I believe Lord Darzi is very well intentioned. However, the quote used “What upsets me most is when the public are saying 'what we need is respect and dignity'. If we are not doing that, what the hell are we doing?” in a lot of ways this indicates the problems patients have with doctors. I wish I had the link on me, but there is a study that was looking to determine why patients 'no-show' (miss an appointment without calling the office in advance) and perceived disrespect by the doctor was a big issue. We as doctor's may know that we have all the respect in the world for our patients, but if the perception is otherwise we need to be cognizant of that and make a real effort to fix those perceptions. In some of the market research I have been doing, long wait times and difficulty finding available doctor's appointments weigh down on patients views of the profession. Creating tools to alleviate these issues and increase transparency will be paramount in making the system more efficient and easier for patients to navigate.

Anonymous said...

There are episodes of excellence in most health care organizations, but with few exceptions, health care systems are not organized to elicit excellence. What interests me is conversations I have with patients include horror stories, but when I talk with professionals, typically they feel all is well. Can we hope to succeed when this disconnect between patient experience and professional insight remains? And who is accountable for measuring and designing protocol to reduce the gap?

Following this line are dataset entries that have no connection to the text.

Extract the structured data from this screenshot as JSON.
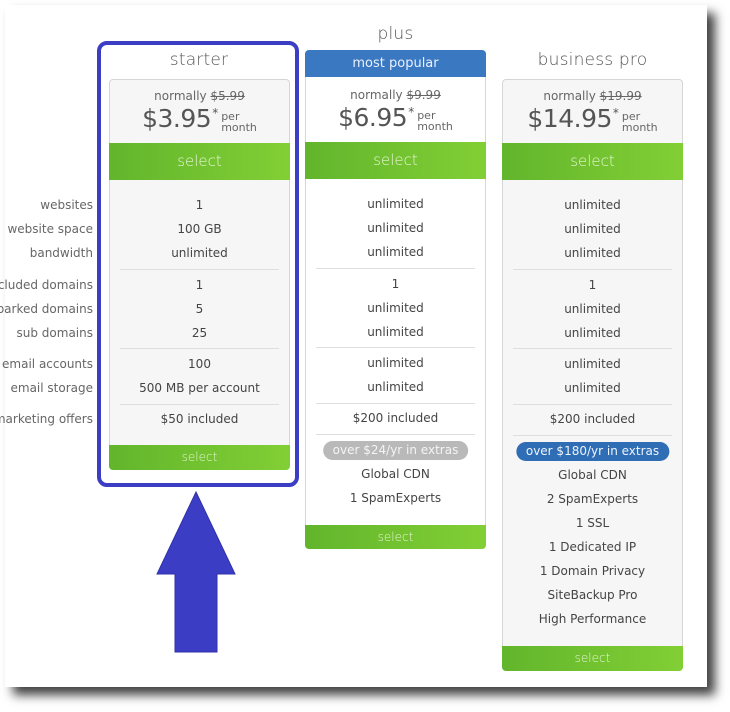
{
  "feature_labels": [
    "websites",
    "website space",
    "bandwidth",
    "included domains",
    "parked domains",
    "sub domains",
    "email accounts",
    "email storage",
    "marketing offers"
  ],
  "plans": [
    {
      "name": "starter",
      "normally_label": "normally",
      "old_price": "$5.99",
      "price": "$3.95",
      "asterisk": "*",
      "per": "per",
      "month": "month",
      "select_label": "select",
      "features": [
        "1",
        "100 GB",
        "unlimited",
        "1",
        "5",
        "25",
        "100",
        "500 MB per account",
        "$50 included"
      ],
      "extras_badge": null,
      "extras": [],
      "highlighted": true
    },
    {
      "name": "plus",
      "badge": "most popular",
      "normally_label": "normally",
      "old_price": "$9.99",
      "price": "$6.95",
      "asterisk": "*",
      "per": "per",
      "month": "month",
      "select_label": "select",
      "features": [
        "unlimited",
        "unlimited",
        "unlimited",
        "1",
        "unlimited",
        "unlimited",
        "unlimited",
        "unlimited",
        "$200 included"
      ],
      "extras_badge": "over $24/yr in extras",
      "extras": [
        "Global CDN",
        "1 SpamExperts"
      ]
    },
    {
      "name": "business pro",
      "normally_label": "normally",
      "old_price": "$19.99",
      "price": "$14.95",
      "asterisk": "*",
      "per": "per",
      "month": "month",
      "select_label": "select",
      "features": [
        "unlimited",
        "unlimited",
        "unlimited",
        "1",
        "unlimited",
        "unlimited",
        "unlimited",
        "unlimited",
        "$200 included"
      ],
      "extras_badge": "over $180/yr in extras",
      "extras": [
        "Global CDN",
        "2 SpamExperts",
        "1 SSL",
        "1 Dedicated IP",
        "1 Domain Privacy",
        "SiteBackup Pro",
        "High Performance"
      ]
    }
  ],
  "colors": {
    "select_green": "#6cc030",
    "popular_blue": "#3a78c2",
    "highlight_blue": "#3b3dc4",
    "extras_badge_grey": "#b9b9b9",
    "extras_badge_blue": "#2f6db5"
  },
  "annotation": {
    "arrow_icon": "up-arrow-icon",
    "highlight": "starter plan highlighted"
  }
}
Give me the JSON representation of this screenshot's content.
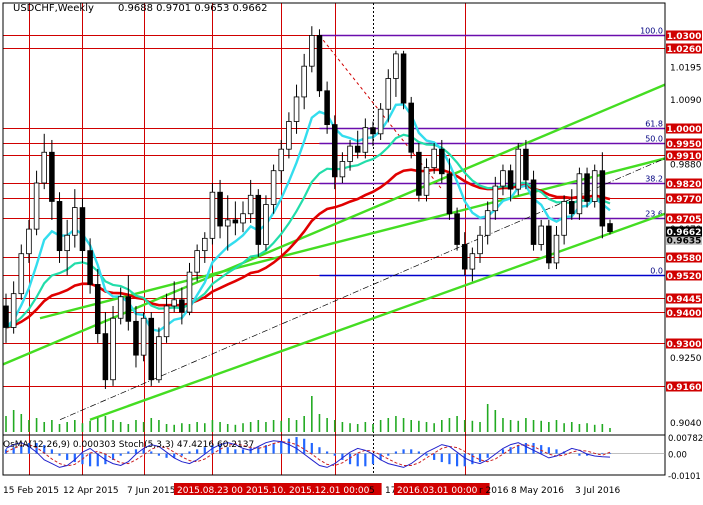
{
  "header": {
    "symbol": "USDCHF,Weekly",
    "ohlc": "0.9688 0.9701 0.9653 0.9662"
  },
  "indicator": {
    "label": "OsMA(12,26,9) 0.000303 Stoch(5,3,3) 47.4216 60.2137",
    "ticks": [
      "0.00782",
      "0.00",
      "-0.0101"
    ]
  },
  "colors": {
    "background": "#ffffff",
    "frame": "#000000",
    "bull_candle": "#ffffff",
    "bear_candle": "#000000",
    "level_line": "#d00000",
    "level_label_bg": "#d00000",
    "fib_line": "#6a0dad",
    "fib_blue_line": "#0000cc",
    "trend_channel": "#44dd22",
    "ema_red": "#e00000",
    "ema_cyan": "#33ddee",
    "ema_teal": "#22ddaa",
    "volume": "#22aa22",
    "osma_bars": "#2266ff",
    "stoch_main": "#2222cc",
    "stoch_signal": "#cc2222",
    "current_price_bg": "#000000",
    "prev_price_bg": "#c0c0c0"
  },
  "chart_data": {
    "type": "candlestick",
    "title": "USDCHF,Weekly",
    "price_range": [
      0.901,
      1.036
    ],
    "price_ticks": [
      "1.0195",
      "1.0090",
      "0.9880",
      "0.9670",
      "0.9250",
      "0.9040"
    ],
    "x_labels": [
      "15 Feb 2015",
      "12 Apr 2015",
      "7 Jun 2015",
      "2015.08.23 00:00",
      "2015.10.18 00:00",
      "2015.12.01 00:00",
      "5",
      "17",
      "2016.03.01 00:00",
      "r 2016",
      "8 May 2016",
      "3 Jul 2016"
    ],
    "highlighted_x_labels": [
      "2015.08.23 00:00",
      "2015.10.18 00:00",
      "2015.12.01 00:00",
      "2016.03.01 00:00"
    ],
    "levels": [
      {
        "label": "1.0300",
        "value": 1.03
      },
      {
        "label": "1.0260",
        "value": 1.026
      },
      {
        "label": "1.0000",
        "value": 1.0
      },
      {
        "label": "0.9950",
        "value": 0.995
      },
      {
        "label": "0.9910",
        "value": 0.991
      },
      {
        "label": "0.9820",
        "value": 0.982
      },
      {
        "label": "0.9770",
        "value": 0.977
      },
      {
        "label": "0.9705",
        "value": 0.9705
      },
      {
        "label": "0.9580",
        "value": 0.958
      },
      {
        "label": "0.9520",
        "value": 0.952
      },
      {
        "label": "0.9445",
        "value": 0.9445
      },
      {
        "label": "0.9400",
        "value": 0.94
      },
      {
        "label": "0.9300",
        "value": 0.93
      },
      {
        "label": "0.9160",
        "value": 0.916
      }
    ],
    "fib_levels": [
      {
        "label": "100.0",
        "value": 1.03
      },
      {
        "label": "61.8",
        "value": 1.0
      },
      {
        "label": "50.0",
        "value": 0.995
      },
      {
        "label": "38.2",
        "value": 0.982
      },
      {
        "label": "23.6",
        "value": 0.9705
      },
      {
        "label": "0.0",
        "value": 0.952
      }
    ],
    "current_price": {
      "label": "0.9662",
      "value": 0.9662
    },
    "prev_price": {
      "label": "0.9635",
      "value": 0.9635
    },
    "candles": [
      [
        0.942,
        0.946,
        0.93,
        0.935
      ],
      [
        0.935,
        0.95,
        0.933,
        0.946
      ],
      [
        0.946,
        0.962,
        0.944,
        0.959
      ],
      [
        0.959,
        0.97,
        0.956,
        0.967
      ],
      [
        0.967,
        0.986,
        0.965,
        0.982
      ],
      [
        0.982,
        0.998,
        0.98,
        0.992
      ],
      [
        0.992,
        0.996,
        0.97,
        0.976
      ],
      [
        0.976,
        0.979,
        0.956,
        0.96
      ],
      [
        0.96,
        0.97,
        0.952,
        0.965
      ],
      [
        0.965,
        0.98,
        0.961,
        0.974
      ],
      [
        0.974,
        0.977,
        0.956,
        0.96
      ],
      [
        0.96,
        0.964,
        0.946,
        0.949
      ],
      [
        0.949,
        0.954,
        0.93,
        0.933
      ],
      [
        0.933,
        0.94,
        0.915,
        0.918
      ],
      [
        0.918,
        0.942,
        0.916,
        0.938
      ],
      [
        0.938,
        0.948,
        0.936,
        0.945
      ],
      [
        0.945,
        0.952,
        0.934,
        0.937
      ],
      [
        0.937,
        0.942,
        0.922,
        0.926
      ],
      [
        0.926,
        0.94,
        0.924,
        0.938
      ],
      [
        0.938,
        0.94,
        0.916,
        0.918
      ],
      [
        0.918,
        0.935,
        0.917,
        0.932
      ],
      [
        0.932,
        0.946,
        0.93,
        0.942
      ],
      [
        0.942,
        0.95,
        0.94,
        0.944
      ],
      [
        0.944,
        0.948,
        0.936,
        0.94
      ],
      [
        0.94,
        0.956,
        0.939,
        0.953
      ],
      [
        0.953,
        0.962,
        0.95,
        0.96
      ],
      [
        0.96,
        0.966,
        0.956,
        0.964
      ],
      [
        0.964,
        0.982,
        0.962,
        0.979
      ],
      [
        0.979,
        0.983,
        0.964,
        0.968
      ],
      [
        0.968,
        0.978,
        0.96,
        0.97
      ],
      [
        0.97,
        0.976,
        0.965,
        0.969
      ],
      [
        0.969,
        0.976,
        0.966,
        0.972
      ],
      [
        0.972,
        0.983,
        0.969,
        0.978
      ],
      [
        0.978,
        0.98,
        0.958,
        0.962
      ],
      [
        0.962,
        0.978,
        0.96,
        0.975
      ],
      [
        0.975,
        0.988,
        0.972,
        0.986
      ],
      [
        0.986,
        0.996,
        0.982,
        0.993
      ],
      [
        0.993,
        1.005,
        0.99,
        1.002
      ],
      [
        1.002,
        1.014,
        0.998,
        1.01
      ],
      [
        1.01,
        1.024,
        1.006,
        1.02
      ],
      [
        1.02,
        1.033,
        1.018,
        1.03
      ],
      [
        1.03,
        1.032,
        1.01,
        1.012
      ],
      [
        1.012,
        1.015,
        0.998,
        1.001
      ],
      [
        1.001,
        1.004,
        0.98,
        0.984
      ],
      [
        0.984,
        0.992,
        0.982,
        0.989
      ],
      [
        0.989,
        0.996,
        0.986,
        0.994
      ],
      [
        0.994,
        0.999,
        0.99,
        0.992
      ],
      [
        0.992,
        1.003,
        0.99,
        1.0
      ],
      [
        1.0,
        1.002,
        0.994,
        0.998
      ],
      [
        0.998,
        1.008,
        0.996,
        1.006
      ],
      [
        1.006,
        1.019,
        1.002,
        1.016
      ],
      [
        1.016,
        1.025,
        1.01,
        1.024
      ],
      [
        1.024,
        1.025,
        1.006,
        1.008
      ],
      [
        1.008,
        1.01,
        0.99,
        0.992
      ],
      [
        0.992,
        0.995,
        0.976,
        0.978
      ],
      [
        0.978,
        0.99,
        0.976,
        0.987
      ],
      [
        0.987,
        0.995,
        0.985,
        0.993
      ],
      [
        0.993,
        0.996,
        0.982,
        0.985
      ],
      [
        0.985,
        0.99,
        0.97,
        0.972
      ],
      [
        0.972,
        0.974,
        0.96,
        0.962
      ],
      [
        0.962,
        0.966,
        0.952,
        0.954
      ],
      [
        0.954,
        0.961,
        0.95,
        0.959
      ],
      [
        0.959,
        0.968,
        0.956,
        0.965
      ],
      [
        0.965,
        0.976,
        0.962,
        0.973
      ],
      [
        0.973,
        0.984,
        0.97,
        0.981
      ],
      [
        0.981,
        0.988,
        0.978,
        0.986
      ],
      [
        0.986,
        0.988,
        0.976,
        0.98
      ],
      [
        0.98,
        0.995,
        0.978,
        0.993
      ],
      [
        0.993,
        0.996,
        0.98,
        0.983
      ],
      [
        0.983,
        0.986,
        0.96,
        0.962
      ],
      [
        0.962,
        0.97,
        0.96,
        0.968
      ],
      [
        0.968,
        0.97,
        0.954,
        0.956
      ],
      [
        0.956,
        0.968,
        0.954,
        0.965
      ],
      [
        0.965,
        0.978,
        0.962,
        0.976
      ],
      [
        0.976,
        0.98,
        0.97,
        0.972
      ],
      [
        0.972,
        0.987,
        0.97,
        0.985
      ],
      [
        0.985,
        0.987,
        0.974,
        0.976
      ],
      [
        0.976,
        0.988,
        0.974,
        0.986
      ],
      [
        0.986,
        0.992,
        0.964,
        0.968
      ],
      [
        0.9688,
        0.9701,
        0.9653,
        0.9662
      ]
    ],
    "volume": [
      0.4,
      0.55,
      0.45,
      0.3,
      0.35,
      0.25,
      0.3,
      0.2,
      0.25,
      0.3,
      0.22,
      0.28,
      0.35,
      0.4,
      0.3,
      0.25,
      0.2,
      0.3,
      0.25,
      0.35,
      0.3,
      0.2,
      0.18,
      0.22,
      0.2,
      0.25,
      0.22,
      0.3,
      0.25,
      0.2,
      0.18,
      0.22,
      0.25,
      0.3,
      0.25,
      0.3,
      0.28,
      0.35,
      0.3,
      0.4,
      0.9,
      0.45,
      0.35,
      0.3,
      0.25,
      0.22,
      0.2,
      0.25,
      0.2,
      0.3,
      0.35,
      0.4,
      0.35,
      0.3,
      0.28,
      0.25,
      0.22,
      0.3,
      0.35,
      0.4,
      0.3,
      0.28,
      0.25,
      0.7,
      0.55,
      0.35,
      0.3,
      0.28,
      0.35,
      0.3,
      0.28,
      0.25,
      0.3,
      0.22,
      0.25,
      0.2,
      0.22,
      0.18,
      0.2,
      0.1
    ],
    "osma": [
      0.002,
      0.003,
      0.004,
      0.005,
      0.005,
      0.004,
      0.002,
      -0.001,
      -0.003,
      -0.004,
      -0.005,
      -0.006,
      -0.006,
      -0.005,
      -0.003,
      -0.001,
      0.001,
      0.002,
      0.002,
      0.001,
      -0.001,
      -0.002,
      -0.002,
      -0.001,
      0.001,
      0.002,
      0.003,
      0.004,
      0.004,
      0.003,
      0.002,
      0.002,
      0.003,
      0.003,
      0.004,
      0.005,
      0.006,
      0.007,
      0.0078,
      0.007,
      0.005,
      0.003,
      0.001,
      -0.001,
      -0.003,
      -0.005,
      -0.006,
      -0.006,
      -0.005,
      -0.003,
      -0.001,
      0.001,
      0.002,
      0.002,
      0.001,
      -0.001,
      -0.003,
      -0.004,
      -0.005,
      -0.006,
      -0.006,
      -0.005,
      -0.004,
      -0.002,
      0.0,
      0.002,
      0.003,
      0.004,
      0.005,
      0.005,
      0.004,
      0.003,
      0.002,
      0.001,
      0.0,
      -0.001,
      -0.001,
      0.0,
      0.0003,
      0.0003
    ],
    "stoch_main": [
      70,
      80,
      85,
      75,
      60,
      40,
      30,
      20,
      25,
      40,
      60,
      70,
      55,
      40,
      30,
      25,
      35,
      55,
      70,
      80,
      75,
      60,
      45,
      35,
      30,
      40,
      55,
      70,
      80,
      85,
      80,
      70,
      65,
      75,
      85,
      90,
      88,
      80,
      70,
      55,
      40,
      25,
      20,
      30,
      45,
      60,
      70,
      65,
      55,
      40,
      30,
      25,
      20,
      30,
      45,
      60,
      70,
      80,
      75,
      60,
      45,
      35,
      30,
      40,
      55,
      70,
      80,
      85,
      75,
      65,
      55,
      45,
      50,
      60,
      70,
      65,
      55,
      50,
      48,
      47
    ],
    "stoch_signal": [
      60,
      70,
      78,
      80,
      72,
      58,
      42,
      30,
      24,
      28,
      42,
      58,
      62,
      55,
      42,
      32,
      30,
      40,
      53,
      68,
      75,
      72,
      60,
      48,
      38,
      35,
      42,
      55,
      68,
      78,
      82,
      78,
      72,
      70,
      75,
      83,
      88,
      86,
      80,
      68,
      55,
      40,
      28,
      25,
      32,
      45,
      58,
      65,
      63,
      53,
      42,
      32,
      25,
      25,
      32,
      45,
      58,
      70,
      75,
      72,
      62,
      50,
      40,
      35,
      42,
      55,
      68,
      78,
      80,
      75,
      65,
      55,
      50,
      52,
      60,
      65,
      63,
      57,
      52,
      60
    ]
  }
}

Anonymous said...

I think there's a real risk with these large multispecialty clinics, which are likely to be a key component of Lord Darzi's final recommendation, that the NHS may weaken (lose is too strong a word) two of its biggest strengths.

First, the continuity of care between patients and GPs.

Second, increasing access to specialists with clinics like these may put the NHS on a slippery slope and eventually force even further open patient access to specialists and weaken their 'GP as the gatekeeper model.' That gatekeeper system is obviously important to controlling costs in any global budget/socialized medicine system.

Or maybe not...